2017 will be big for Uber and Lyft in Boston. Both now have the green light to pick up at Logan, and state officials have started what they call the country’s most rigorous driver background checks. Before you decide whom to summon for your next ride, consider this:
ARRIVED IN MASS.
Uber: 2011, a time when it still billed itself as a high-end service, not a cab-industry killer
Lyft: 2013, a time when fuzzy pink mustaches still somehow signaled hipster cred
SHARE OF BOSTON PICKUPS, AMONG CUSTOMERS OF CERTIFY, AN EXPENSE-MANAGEMENT FIRM
Uber: 74 percent of rides between October and December 2016
Lyft: 4 percent of rides between October and December 2016 (taxis made up 22 percent)
DRIVER PAY, FROM A NATIONAL THERIDESHAREGUY.COM 2017 SURVEY
Uber: $15.68 per hour; tipping not possible within the app
Lyft: About $17.50 per hour; tipping possible within the app
DRIVER HAPPINESS, ACCORDING TO THE SURVEY
Uber: 49.4 percent of drivers satisfied
Lyft: 75.8 percent of drivers satisfied
GOOFY MARKETING STUNT
Uber: Last Saint Patrick’s Day, Bostonians could get a bagpiper delivered.
Lyft: David Ortiz disguised himself as a driver last year to pick up some fares.
WEIRD THING THEY KNOW ABOUT THEIR RIDERS
Uber: On New Year’s Eve, Boston’s most ambitious Uber-enabled partier took seven trips to different destinations.
Lyft: In 2016, the most popular drinking destination for Lyft riders was the Cask ’n Flagon near Fenway.
SELFLESS POLITICAL ACT
Uber: Created a $3 million legal defense fund for any drivers affected by Donald Trump’s immigration ban (but only after an initial tepid response and the rise of the costly #DeleteUber movement)
Lyft: Pledged to donate $1 million over four years to the ACLU (also after #DeleteUber trended; in related news, beat Uber in iPhone downloads for the first time ever on January 29)
TROUBLING STUDY RESULTS
Uber: In 2016, researchers from MIT and other institutions found Boston basic UberX drivers were nearly three times as likely to cancel a ride for a male passenger who used a “black-sounding” name.”
Lyft: On Lyft and Uber, Boston women were sometimes taken on too-long trips, apparently due to “a combination of profiteering and flirting to a captive audience.”
Uber: After complaints and just paying $20 million to settle federal charges that it misled drivers about costs and earning potential, Uber is due for a big tuneup.
Lyft: Fewer drivers might mean waiting a bit longer for pickups, but Lyft is setting a better precedent than the competition.

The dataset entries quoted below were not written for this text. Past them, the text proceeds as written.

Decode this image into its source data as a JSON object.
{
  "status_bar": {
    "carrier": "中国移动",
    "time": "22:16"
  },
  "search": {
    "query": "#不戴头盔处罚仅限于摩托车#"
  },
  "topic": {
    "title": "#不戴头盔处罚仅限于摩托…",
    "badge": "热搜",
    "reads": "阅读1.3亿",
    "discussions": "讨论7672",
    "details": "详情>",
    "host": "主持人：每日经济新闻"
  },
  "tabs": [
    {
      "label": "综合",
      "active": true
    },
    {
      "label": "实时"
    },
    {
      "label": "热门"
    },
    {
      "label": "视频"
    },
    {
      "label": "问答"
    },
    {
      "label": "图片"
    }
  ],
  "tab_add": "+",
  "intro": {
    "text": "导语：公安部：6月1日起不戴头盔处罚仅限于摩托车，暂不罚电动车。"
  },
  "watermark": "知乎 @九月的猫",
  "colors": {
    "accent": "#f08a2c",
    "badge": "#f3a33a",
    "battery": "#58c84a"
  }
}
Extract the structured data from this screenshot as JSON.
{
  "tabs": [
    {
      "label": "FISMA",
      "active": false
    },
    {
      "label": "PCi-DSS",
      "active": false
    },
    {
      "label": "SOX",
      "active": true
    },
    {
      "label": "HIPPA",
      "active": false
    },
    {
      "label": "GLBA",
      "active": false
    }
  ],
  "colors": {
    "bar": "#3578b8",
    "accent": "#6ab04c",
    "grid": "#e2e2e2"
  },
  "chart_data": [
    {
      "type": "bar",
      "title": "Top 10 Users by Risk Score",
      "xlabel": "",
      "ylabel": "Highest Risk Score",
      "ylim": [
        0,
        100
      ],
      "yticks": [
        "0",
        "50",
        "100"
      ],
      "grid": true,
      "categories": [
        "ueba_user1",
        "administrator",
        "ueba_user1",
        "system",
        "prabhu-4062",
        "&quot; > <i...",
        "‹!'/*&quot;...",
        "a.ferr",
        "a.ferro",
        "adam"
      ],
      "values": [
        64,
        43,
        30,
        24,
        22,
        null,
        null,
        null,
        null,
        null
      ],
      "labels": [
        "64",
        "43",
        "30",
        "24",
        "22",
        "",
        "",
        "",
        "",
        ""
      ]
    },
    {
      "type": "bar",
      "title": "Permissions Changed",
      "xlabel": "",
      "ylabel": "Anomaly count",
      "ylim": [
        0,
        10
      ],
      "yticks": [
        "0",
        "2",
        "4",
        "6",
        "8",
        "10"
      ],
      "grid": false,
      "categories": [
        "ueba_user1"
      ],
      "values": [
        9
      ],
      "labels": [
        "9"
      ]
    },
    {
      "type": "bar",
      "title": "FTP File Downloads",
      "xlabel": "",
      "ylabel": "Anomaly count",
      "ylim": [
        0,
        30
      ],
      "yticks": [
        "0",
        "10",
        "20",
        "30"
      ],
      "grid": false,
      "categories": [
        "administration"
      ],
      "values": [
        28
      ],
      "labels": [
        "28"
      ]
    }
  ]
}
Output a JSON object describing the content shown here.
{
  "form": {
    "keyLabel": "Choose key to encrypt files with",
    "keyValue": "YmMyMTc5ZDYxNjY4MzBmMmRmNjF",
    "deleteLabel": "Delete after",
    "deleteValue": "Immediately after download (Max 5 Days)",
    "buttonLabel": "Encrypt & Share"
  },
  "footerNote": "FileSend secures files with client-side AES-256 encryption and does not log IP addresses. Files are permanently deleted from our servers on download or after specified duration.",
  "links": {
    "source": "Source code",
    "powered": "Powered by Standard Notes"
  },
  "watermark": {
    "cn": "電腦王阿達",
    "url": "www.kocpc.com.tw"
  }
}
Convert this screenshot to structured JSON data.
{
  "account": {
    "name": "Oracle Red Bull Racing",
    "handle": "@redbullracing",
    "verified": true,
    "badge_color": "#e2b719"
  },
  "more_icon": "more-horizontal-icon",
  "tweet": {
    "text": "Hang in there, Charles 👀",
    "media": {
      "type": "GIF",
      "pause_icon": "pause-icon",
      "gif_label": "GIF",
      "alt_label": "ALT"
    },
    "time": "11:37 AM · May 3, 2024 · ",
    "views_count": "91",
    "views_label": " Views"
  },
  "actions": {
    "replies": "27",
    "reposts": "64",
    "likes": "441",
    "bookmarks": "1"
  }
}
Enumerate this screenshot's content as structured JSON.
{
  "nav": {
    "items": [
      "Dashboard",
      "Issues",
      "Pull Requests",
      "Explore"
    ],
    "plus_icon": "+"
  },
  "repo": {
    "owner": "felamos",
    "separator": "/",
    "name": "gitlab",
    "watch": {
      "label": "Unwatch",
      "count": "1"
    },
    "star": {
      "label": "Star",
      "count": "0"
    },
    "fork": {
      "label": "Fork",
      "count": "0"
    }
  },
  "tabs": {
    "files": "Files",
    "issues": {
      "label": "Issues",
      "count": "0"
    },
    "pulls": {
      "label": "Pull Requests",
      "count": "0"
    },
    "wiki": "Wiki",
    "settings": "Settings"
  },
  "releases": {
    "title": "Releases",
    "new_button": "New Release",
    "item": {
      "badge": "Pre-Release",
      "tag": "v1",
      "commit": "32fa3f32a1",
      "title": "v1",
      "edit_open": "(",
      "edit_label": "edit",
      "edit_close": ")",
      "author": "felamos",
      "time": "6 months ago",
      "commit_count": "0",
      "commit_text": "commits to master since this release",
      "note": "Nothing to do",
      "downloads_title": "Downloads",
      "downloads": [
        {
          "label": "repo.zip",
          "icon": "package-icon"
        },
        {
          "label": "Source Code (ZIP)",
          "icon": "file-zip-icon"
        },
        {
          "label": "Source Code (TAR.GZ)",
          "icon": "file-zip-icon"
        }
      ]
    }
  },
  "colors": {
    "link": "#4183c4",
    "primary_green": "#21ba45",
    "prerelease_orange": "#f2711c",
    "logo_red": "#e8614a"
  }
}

Sources: Certify analysis of thousands of expensed rides originating in Boston in the third quarter of 2016; “RSG 2017 Survey Results: Driver Earnings, Satisfaction and Demographics,” TheRideShareGuy.com; “Racial and Gender Discrimination in Transportation Network Companies,” National Bureau of Economic Research working paper; Federal Trade CommissionSend comments to firstname.lastname@example.org. Follow us on Twitter at @BostonGlobeMag.
This story has been updated to fix a mistake. Lyft has a 4 percent share of Boston pickups, among customers of Certify, an expense-management firm.